As a business owner, if you are looking to relocate your business within the City, or if you are new business to the community, contact Planning and Building to determine if the use is permitted and if the site or structure is adequate for your business in accordance with City regulations and Uniform Codes. It is wise to contact the City before you buy or lease a property/building. Older buildings may need to be repainted or additional site landscaping may be required. Dependent upon the type of use, condition of the site, and proposed site/structure enhancements, a review by staff, the Architectural Review Subcommittee, or Planning Commission may be required. A business owner should contact staff to identify any specific requirements, processes or fees.
As a developer, if you are looking to build a new structure or provide a major renovation to an existing site or structure, contact the Planning Department early in your design stages to ensure the site is appropriate for the proposed use, identify design/development standards, and identify the appropriate application process.

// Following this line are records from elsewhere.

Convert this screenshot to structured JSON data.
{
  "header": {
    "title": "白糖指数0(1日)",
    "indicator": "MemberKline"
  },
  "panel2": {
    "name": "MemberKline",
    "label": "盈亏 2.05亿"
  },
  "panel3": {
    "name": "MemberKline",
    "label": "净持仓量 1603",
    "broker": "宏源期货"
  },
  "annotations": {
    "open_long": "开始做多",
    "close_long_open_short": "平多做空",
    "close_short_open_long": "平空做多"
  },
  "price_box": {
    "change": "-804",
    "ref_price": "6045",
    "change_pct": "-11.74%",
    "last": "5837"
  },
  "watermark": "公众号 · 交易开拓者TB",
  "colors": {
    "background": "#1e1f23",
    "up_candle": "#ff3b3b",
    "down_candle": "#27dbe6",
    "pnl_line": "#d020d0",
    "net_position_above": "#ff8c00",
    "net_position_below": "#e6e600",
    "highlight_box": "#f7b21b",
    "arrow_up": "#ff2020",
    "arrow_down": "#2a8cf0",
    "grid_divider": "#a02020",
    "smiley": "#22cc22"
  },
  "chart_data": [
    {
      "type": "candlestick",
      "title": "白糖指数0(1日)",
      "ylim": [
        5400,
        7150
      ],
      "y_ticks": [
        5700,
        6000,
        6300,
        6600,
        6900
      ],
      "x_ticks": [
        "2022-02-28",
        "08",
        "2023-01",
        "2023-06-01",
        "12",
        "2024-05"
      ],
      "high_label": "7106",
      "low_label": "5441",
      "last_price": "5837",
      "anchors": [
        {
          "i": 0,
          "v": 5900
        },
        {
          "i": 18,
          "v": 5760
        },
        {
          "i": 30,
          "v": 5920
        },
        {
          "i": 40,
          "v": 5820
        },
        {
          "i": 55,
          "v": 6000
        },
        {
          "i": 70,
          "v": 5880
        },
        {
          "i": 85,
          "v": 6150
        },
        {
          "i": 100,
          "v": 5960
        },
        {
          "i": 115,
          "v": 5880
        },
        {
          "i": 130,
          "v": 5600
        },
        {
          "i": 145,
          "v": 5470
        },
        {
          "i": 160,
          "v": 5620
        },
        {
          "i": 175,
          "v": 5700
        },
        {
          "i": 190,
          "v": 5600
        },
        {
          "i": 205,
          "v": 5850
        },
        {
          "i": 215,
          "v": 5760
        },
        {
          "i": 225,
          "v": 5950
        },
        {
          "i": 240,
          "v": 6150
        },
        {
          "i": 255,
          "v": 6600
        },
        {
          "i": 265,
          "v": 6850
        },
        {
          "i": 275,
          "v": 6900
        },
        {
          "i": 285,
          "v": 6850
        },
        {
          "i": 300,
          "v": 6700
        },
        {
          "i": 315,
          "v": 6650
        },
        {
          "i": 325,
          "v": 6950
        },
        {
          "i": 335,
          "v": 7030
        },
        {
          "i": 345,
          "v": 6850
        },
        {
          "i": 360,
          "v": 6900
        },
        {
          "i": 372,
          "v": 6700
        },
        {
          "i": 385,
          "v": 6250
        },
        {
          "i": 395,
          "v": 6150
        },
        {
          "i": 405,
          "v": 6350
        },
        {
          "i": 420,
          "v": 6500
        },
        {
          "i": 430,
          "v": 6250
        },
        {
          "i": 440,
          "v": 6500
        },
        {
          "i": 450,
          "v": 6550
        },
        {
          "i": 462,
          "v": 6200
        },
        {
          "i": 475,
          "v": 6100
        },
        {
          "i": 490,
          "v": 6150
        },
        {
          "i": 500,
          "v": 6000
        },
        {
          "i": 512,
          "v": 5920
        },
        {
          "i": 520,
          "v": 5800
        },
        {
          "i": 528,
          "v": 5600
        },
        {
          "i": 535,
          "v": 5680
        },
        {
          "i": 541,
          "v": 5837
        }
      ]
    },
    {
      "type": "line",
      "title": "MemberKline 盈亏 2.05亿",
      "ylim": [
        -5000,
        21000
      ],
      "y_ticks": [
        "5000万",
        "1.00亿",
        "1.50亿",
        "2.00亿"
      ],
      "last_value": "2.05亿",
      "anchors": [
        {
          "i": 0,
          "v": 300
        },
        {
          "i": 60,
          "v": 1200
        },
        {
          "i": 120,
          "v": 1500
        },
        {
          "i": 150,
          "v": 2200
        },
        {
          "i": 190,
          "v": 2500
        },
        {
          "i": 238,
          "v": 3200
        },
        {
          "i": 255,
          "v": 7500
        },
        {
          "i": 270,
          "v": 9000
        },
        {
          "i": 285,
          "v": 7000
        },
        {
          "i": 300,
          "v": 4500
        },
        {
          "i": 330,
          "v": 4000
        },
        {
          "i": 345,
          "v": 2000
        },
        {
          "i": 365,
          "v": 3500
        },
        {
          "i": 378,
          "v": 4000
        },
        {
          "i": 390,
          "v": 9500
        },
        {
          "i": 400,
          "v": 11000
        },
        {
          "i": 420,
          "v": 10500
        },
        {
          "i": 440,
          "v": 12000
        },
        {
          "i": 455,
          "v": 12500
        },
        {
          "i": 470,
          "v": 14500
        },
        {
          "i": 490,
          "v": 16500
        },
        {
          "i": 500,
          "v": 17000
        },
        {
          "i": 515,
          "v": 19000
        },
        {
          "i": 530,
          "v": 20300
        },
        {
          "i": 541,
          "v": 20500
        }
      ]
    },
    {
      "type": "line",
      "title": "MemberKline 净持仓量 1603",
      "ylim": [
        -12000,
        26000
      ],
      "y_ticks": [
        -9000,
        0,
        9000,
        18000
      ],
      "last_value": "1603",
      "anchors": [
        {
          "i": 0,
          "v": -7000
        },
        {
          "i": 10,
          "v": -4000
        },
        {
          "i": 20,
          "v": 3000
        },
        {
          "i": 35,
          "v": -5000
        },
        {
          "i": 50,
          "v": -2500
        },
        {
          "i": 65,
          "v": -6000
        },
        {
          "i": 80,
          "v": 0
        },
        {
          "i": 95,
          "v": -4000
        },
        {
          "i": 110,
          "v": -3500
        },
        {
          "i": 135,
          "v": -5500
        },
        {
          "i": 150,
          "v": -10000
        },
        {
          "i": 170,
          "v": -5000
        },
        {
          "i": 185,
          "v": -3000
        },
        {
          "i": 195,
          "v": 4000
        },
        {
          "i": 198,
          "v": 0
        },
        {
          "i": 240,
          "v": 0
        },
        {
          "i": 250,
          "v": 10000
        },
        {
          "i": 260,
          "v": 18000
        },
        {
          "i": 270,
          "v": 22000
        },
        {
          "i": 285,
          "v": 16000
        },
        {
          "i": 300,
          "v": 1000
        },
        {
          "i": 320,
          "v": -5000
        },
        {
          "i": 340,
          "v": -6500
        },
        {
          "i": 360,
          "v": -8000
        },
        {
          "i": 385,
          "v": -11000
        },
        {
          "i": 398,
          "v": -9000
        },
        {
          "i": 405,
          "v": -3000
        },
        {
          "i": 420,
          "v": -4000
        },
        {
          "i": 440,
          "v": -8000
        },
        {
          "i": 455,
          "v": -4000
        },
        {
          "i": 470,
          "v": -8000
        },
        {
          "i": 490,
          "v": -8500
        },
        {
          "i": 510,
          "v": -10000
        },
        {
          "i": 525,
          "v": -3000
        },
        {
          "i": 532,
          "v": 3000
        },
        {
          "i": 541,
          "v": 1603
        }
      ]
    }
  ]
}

The Review Process
Who is involved in the review process?
Dependent on the type of activity, improvement or development proposed, different levels of review are necessary. There are five primary bodies of review:
Planning Department Staff – The Planning Department is headed by the Development Services Manager and is supported by an Associate Planner and Assistant Planner. The Planning staff has the authority to grant minor development approvals; such applications include signs, home occupation permits, and minor site/façade improvements. In all other cases, the Planning staff is responsible for guiding development activities through the City’s review and approval process.
Development Services Committee – The Development Services Committee consists of a staff representative from Planning, Engineering, Redevelopment, Building, Police, Fire, Code Enforcement and Building. This committee will review proposals for compliance with all City codes and regulations. In most cases this is an advisory body. However, the Committee does grant approvals for Special Use Permits (special or temporary events).
Architectural Review Subcommittee – The Architectural Review Subcommittee consists of three members including a licensed architect and landscape architect. The Subcommittee is appointed by the Planning Commission. The Subcommittee will review proposals; along with the recommendations of the Planning Department Staff and the Development Services Committee to evaluate site, building and landscape design. In most cases, this body is advisory to the Planning Commission, however, the Subcommittee does grant approvals for minor commercial/industrial additions and alternations.
Planning Commission – The Planning Commission consists of seven members, five which are residents, interested in the community. The Commission members are appointed by the City Council. The Planning Commission provides the majority of the final decisions on development requests. The Planning Commission serves as an advisory body to the City Council for matters involving Zoning, General Plan and Specific Plan requests.
City Council – The City Council consists of five residents elected at-large by the City residents. The City Council delegates the review of many applications to the aforementioned bodies. However, the City Council takes final actions on zoning, general plan, specific plan and development agreement requests.
City of Cathedral City, 68700 Avenida Lalo Guerrero, Cathedral City, CA 92234. Tel: (760) 770-0340